• Finding Chile’s artisanal wines amid huge production

    Big companies dominate the Chilean wine industry so much that I didn’t think small artisanal wineries existed there. Yet there are terrific, unique wines being made in Chile: not points-chasing Napa wannabes either. You have to look really hard through oceans of solid, unpretentious wine. But imagine wines of such purity of flavor that they
    Read More

  • Journey through Fire: Stories from California

    I was visiting Sonoma for a press trip. It was already unusual; of the four journalists attending, three had to withdraw at the last minute, leaving only the host — Christina Starr of Ste Michelle Wine Estates — and myself. Our itinerary included one property in Sonoma on Sunday, then three more in Napa Monday
    Read More

  • Taking it slow in Central Otago Part 2

    This is PART TWO of L.M. Archer’s exploration of Central Otago. Before continuing, read part one. Feature Image: Prophets Rock Vineyard – New Zealand Individuation: Fruit vs. Site Forsyth sees a decided march towards individuation throughout Central Otago’s vineyards. “So now, thirty years later, we’re at the stage where we can see better producers concentrating on
    Read More

  • Taking it Slow in Central Otago (Part 1)

    Challenged by climate change, lack of available land and rising production costs, some of Burgundy’s top producers have established wineries in Oregon. But the more adventuresome are now flying much further afield — to New Zealand’s Central Otago. Located on the 45 parallel in the Southern Hemisphere, Central Otago is one of the world’s southernmost
    Read More
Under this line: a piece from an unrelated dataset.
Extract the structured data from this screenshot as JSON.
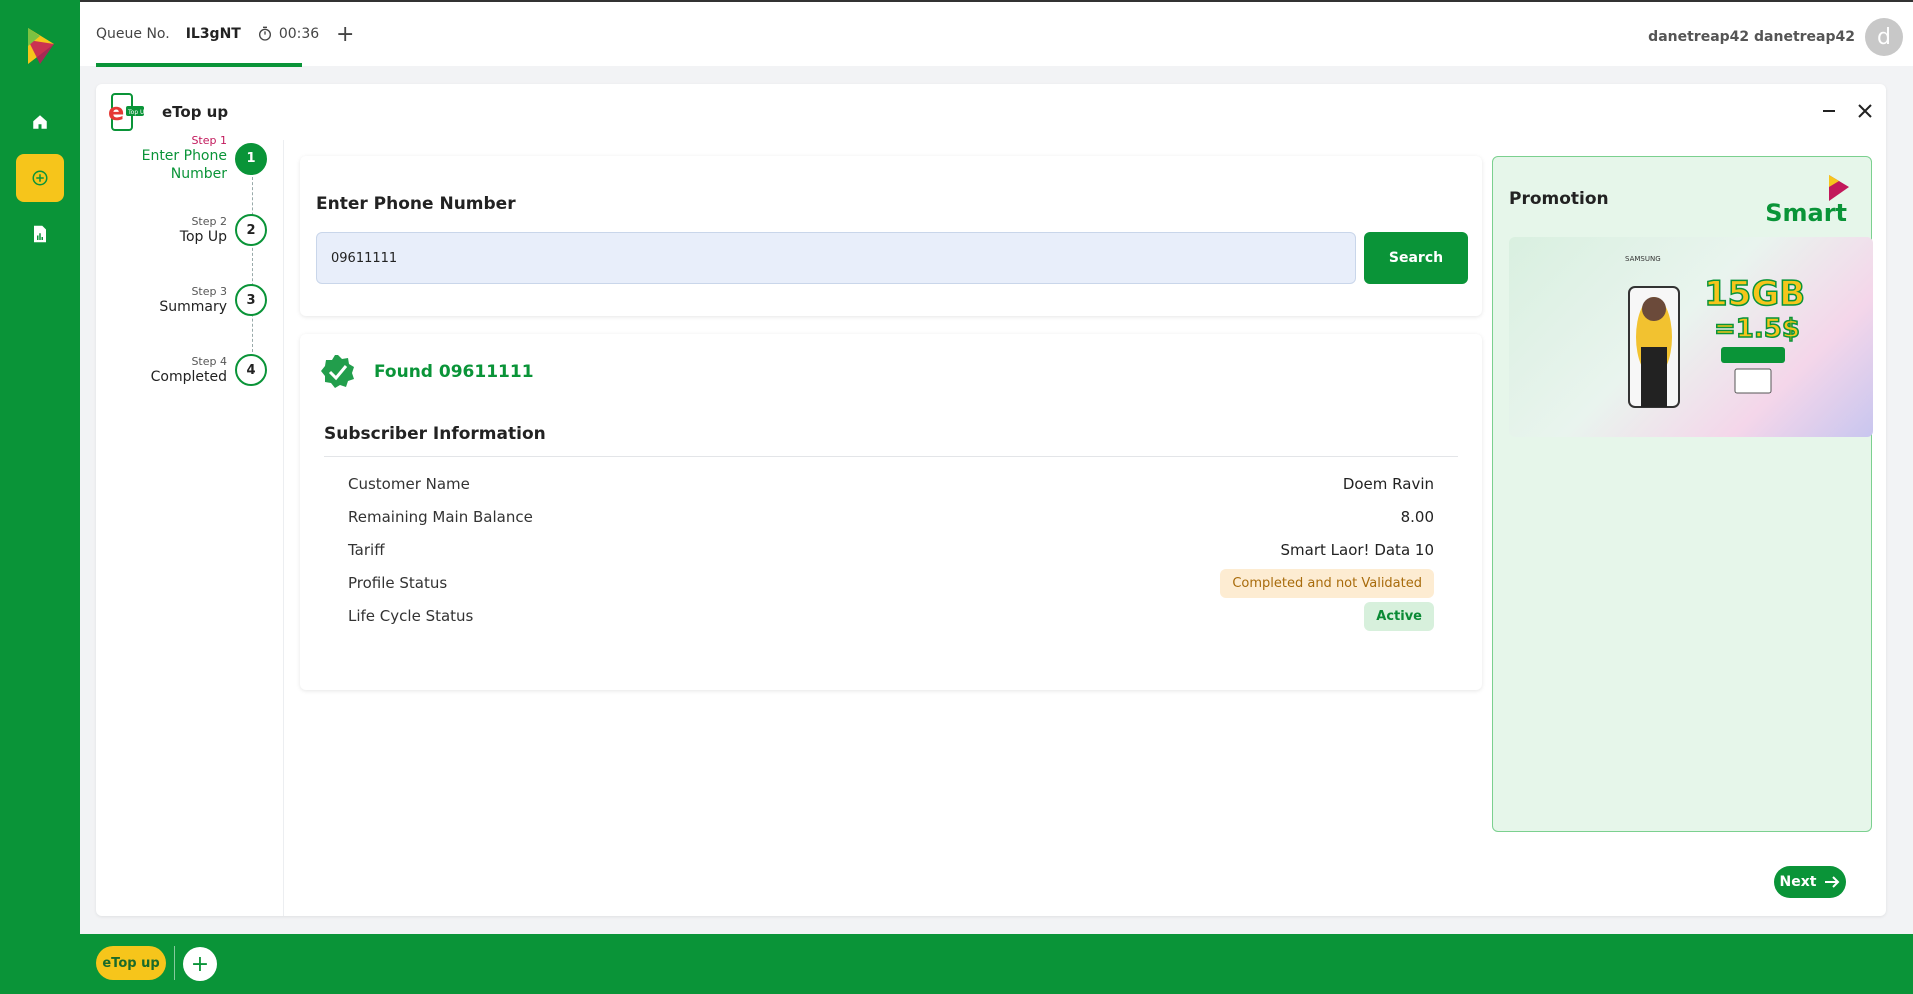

  • Rethinking the wines of Argentina

    Trigger warning: This story will praise Merlot. Is Malbec actually the grape Argentina does best? And what are the best wines to drink from Argentina? The answer to the first question, for those buying $10 or $15 wines, is probably “yes.” Malbec seems to be more forgiving of industrial-scale production than other varieties. But Palate
    Read More
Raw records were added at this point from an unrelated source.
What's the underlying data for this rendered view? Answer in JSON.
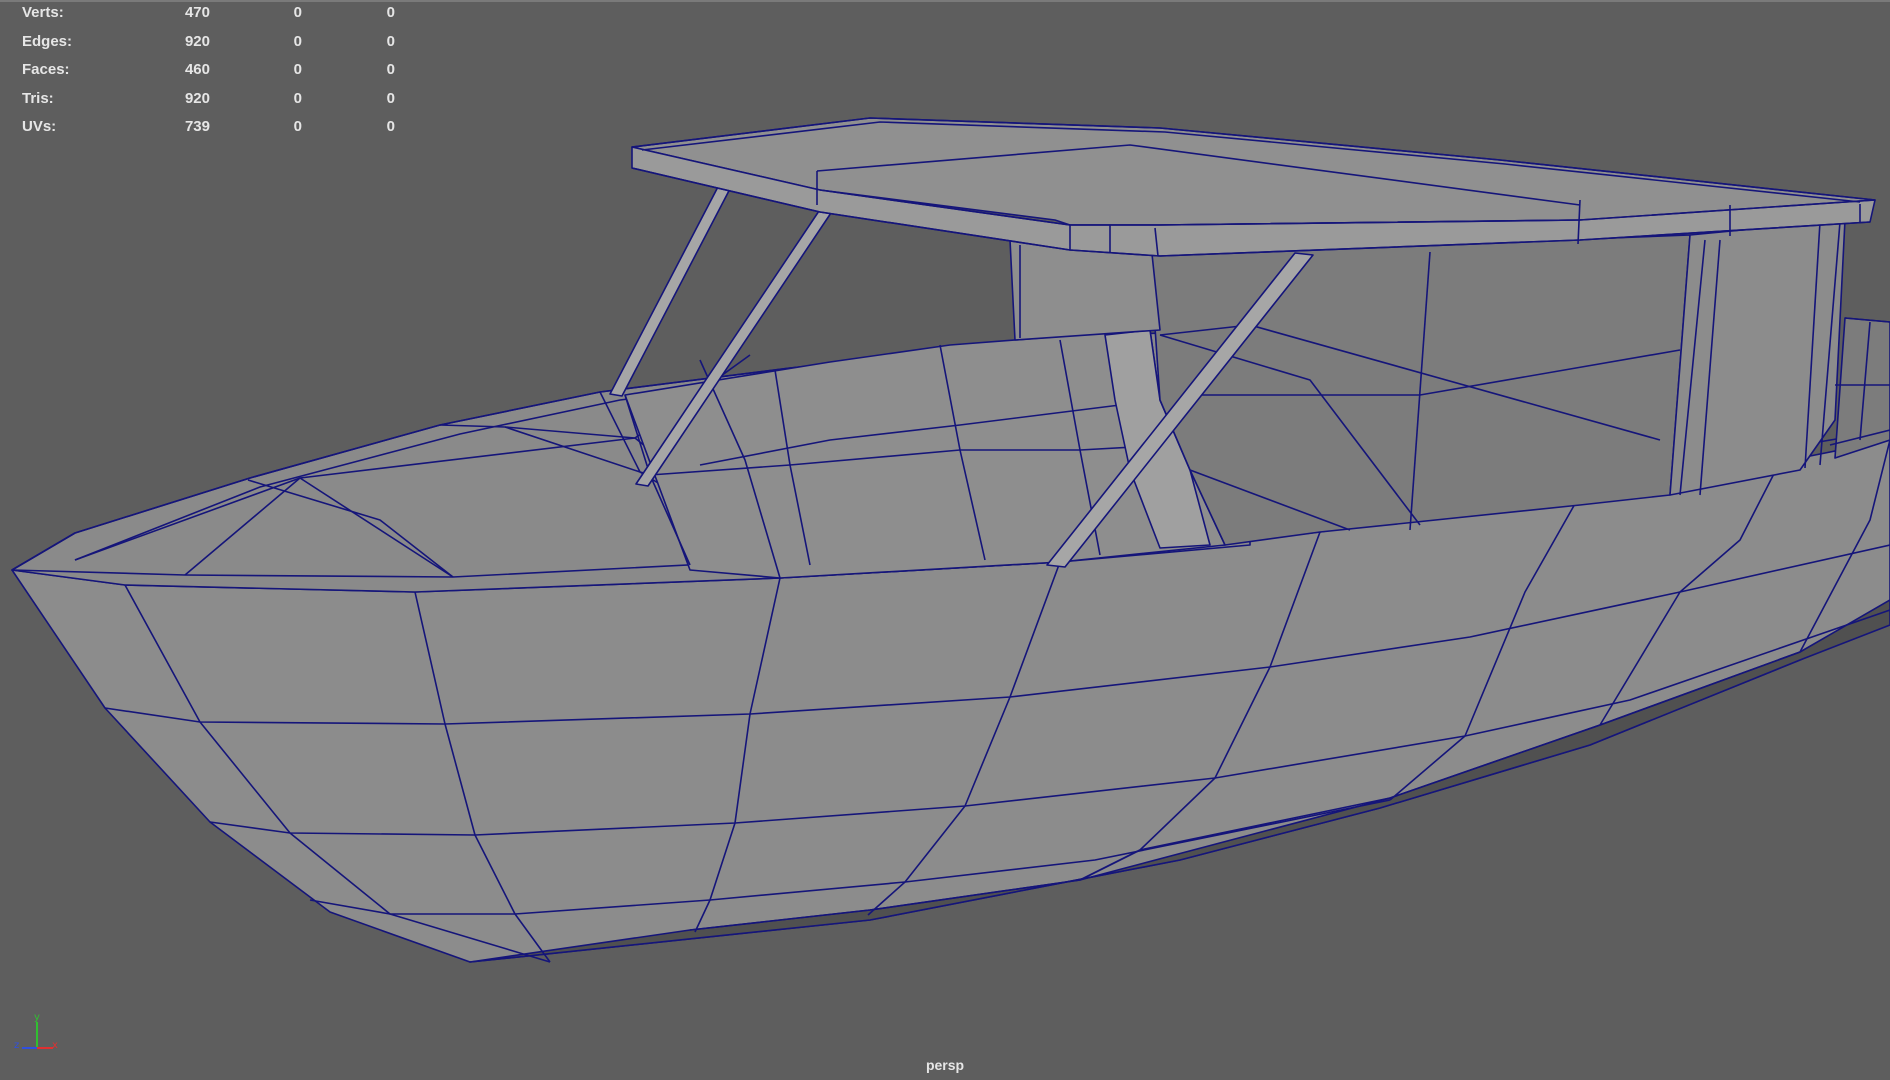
{
  "viewport": {
    "camera": "persp",
    "background_color": "#5e5e5e",
    "wireframe_color": "#15157a",
    "model_shade_color": "#8a8a8a"
  },
  "hud": {
    "rows": [
      {
        "label": "Verts:",
        "v1": "470",
        "v2": "0",
        "v3": "0"
      },
      {
        "label": "Edges:",
        "v1": "920",
        "v2": "0",
        "v3": "0"
      },
      {
        "label": "Faces:",
        "v1": "460",
        "v2": "0",
        "v3": "0"
      },
      {
        "label": "Tris:",
        "v1": "920",
        "v2": "0",
        "v3": "0"
      },
      {
        "label": "UVs:",
        "v1": "739",
        "v2": "0",
        "v3": "0"
      }
    ]
  },
  "axis": {
    "x_label": "x",
    "y_label": "y",
    "z_label": "z",
    "x_color": "#e03030",
    "y_color": "#30c030",
    "z_color": "#3050e0"
  }
}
  • Whatever Happened to California Syrah?

    Syrah is the butt of jokes among California wine salesmen; i.e.: “What’s the difference between a case of Syrah and a case of the crabs? The crabs go away.” The question for those of us who love Syrah is “why?” Why hasn’t Syrah been embraced by Americans? Many of us have thrown out theories. In 1995, Syrah
    Read More

  • Tinder Date Serves Up Wine in a Can

    It’s not news to put wine in a can. It IS news to put quality single-vineyard varietal wine in a can – and charge $10 a can for it. Sans Wine Co. founders Jake Stover and Gina Schober are a young Napa County couple who met on Tinder; they swiped right. That worked out because
    Read More

  • The World’s Most Wanted Wines

    When it comes to wine, sometimes France ruins everything. Well, maybe that’s a little unfair; sometimes Bordeaux ruins everything. The famous region has certainly ruined any chance of being able to come with new and exciting entries on the list of Wine-Searcher’s most searched-for wines. Time was there would be a bolter, a runaway wine (or even spirit) that
    Read More

  • The History of Chinese Winegrowing and Winemaking

    All rights reserved by Time Inc. (UK) Ltd. No part of this publication may be reproduced, distributed or transmitted in any form or by any means without the prior written permission of Decanter. Only Official Media Partners (see ‘About Us’ page on the website) of DecanterChina.com may republish part of the content from the site
    Read More

  • Japanese Wine

    Alcohol consumption has been part of Japanese culture since its early history. Rice wines (sake), beer and spirits have evolved significantly since their humble beginnings, and so has their place in culture. Some have proprietary meaning, used to accompany specific foods over the course of a meal either to match flavors or aid in digestion.
    Read More